Sarah Risley: Seeking solutions to strengthen coastal economies
This master’s student in marine science and policy is working with coastal communities to help assess their shellfish resources
What problem/s are you working to solve?
Our team is working on a collaborative project with the Bremen and the Damariscotta-Newcastle Shellfish Committees to assess shellfish populations in the Damariscotta River Estuary and the Medomak River Estuary. Harvesters in both estuaries have requested studies to understand current and historical shellfish abundance and distribution, as well as human use patterns in the river, to help inform management and planning decisions. Overall, the project investigates how two midcoast Maine estuaries and the shellfisheries that depend on them have changed over time and identifies possible options for future stewardship and co-management by the harvesters, towns and state.
What progress are you making toward solutions?
In light of the COVID-19 pandemic, our team has been working hard to redesign our project so that our research efforts can safely continue during the crisis. Currently, we are developing a participatory mapping survey to gather local knowledge from harvesters and other experts and to document shellfish abundance and human use patterns in the estuary. This mail survey will be supported by semi-structured debriefing interviews with participants to further understand perspectives on how and why changes are taking place. We are in the process of designing the survey and plan to implement the research this summer (2020). The maps that our team develops will serve as a guiding tool for further biological inquiry by identifying ‘hotspot’ areas of historical or current significance for use by shellfisheries. The maps will help bring multiple groups together, either in a shared virtual or physical space, to spark discussions of use patterns and change in the estuaries. It is our hope that this project will contribute to municipal shellfish management and generate information on how the estuary and the fisheries that are part of it are changing.
How could your findings contribute to a sustainable future in Maine and beyond?
The knowledge generated through this project will deepen our understanding of the current and historical use and values associated with these two estuaries in midcoast Maine. This research also will lay the groundwork for a broader effort, hopefully led by shellfish committees across these neighboring communities, about how local ecological knowledge, existing scientific information, and new data facilitate responsive and effective municipal shellfish management. If successful, the participatory mapping-survey project could offer insight into a novel process for how to assess current stocks and recreate historical stocks in data-poor fisheries.
Why did you get involved with the Mitchell Center Strengthening Coastal Economies project?
I became involved with this project as a Diana Davis Spencer Scholar in September 2019. The project is an incredible opportunity to work with an interdisciplinary group striving to address some of the biggest problems facing Maine’s coastal communities. The project’s emphasis on finding creative solutions to issues facing Maine’s shellfisheries matched with my interests in intertidal ecosystems and coastal resilience and posed stimulating questions that helped to launch my current graduate research. Additionally, the project offered a supportive environment in which I, as a first-year graduate student, could learn from current and past Scholars and gain skills that would help me to become a better researcher, communicator and collaborator.
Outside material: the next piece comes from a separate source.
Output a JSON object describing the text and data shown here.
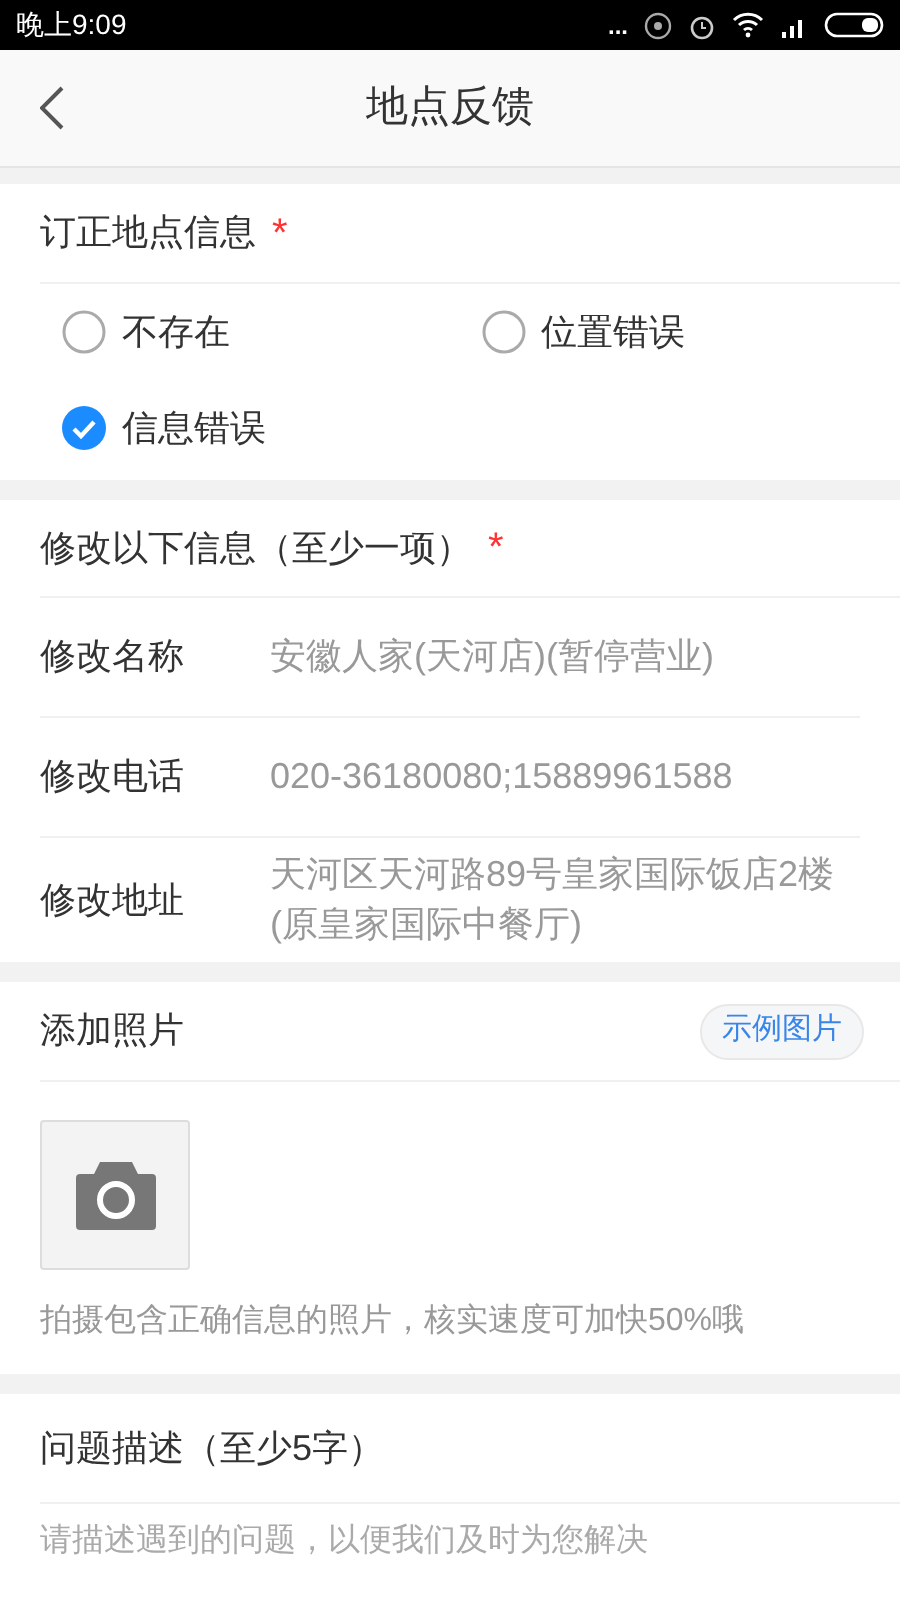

What do you like best about working on an interdisciplinary team? What is most challenging?
I enjoy working on interdisciplinary teams because each team member can offer fresh insights and perspectives on problems that really help to push the project forward. Although incorporating multiple disciplinary perspectives or communicating across disciplines can be challenging, the results of these team efforts always seem more salient and representative of the complex problems we are working to address.
What sustains you?
In these times, more than ever, I have come to value the support of my communities both here in Maine and afar. From simple lab check-ins over Zoom to phone calls with friends in California, connecting with people has allowed me to continue on despite the circumstances. Beyond these warm and inspiring conversations, a number of great books and the chance to get outside and explore Maine’s woods and coastlines is what really keeps me going.
Where do you hope to be in five years?
In five years, I hope to continue working with coastal communities and exploring questions that support sustainable fisheries, healthy ecosystems, thriving local economies and robust food systems. I hope to be in a position that allows me to interact with diverse groups of people as collaborators in these efforts, as well as take part in both science education and citizen science initiatives. Ultimately, I want to contribute to efforts that address real-world problems and develop practical solutions that are useful for coastal communities, that help to support the health of coastal livelihoods and coastal environments.
Home Department: School of Marine Sciences
Mitchell Center Research Project: Strengthening Coastal Economies
Research Advisor(s): Heather Leslie, Josh Stoll
News Article on Sarah’s research: Strengthening Coastal Economies broadens shellfish focus to include oysters, scallops and mussels (June 4, 2020)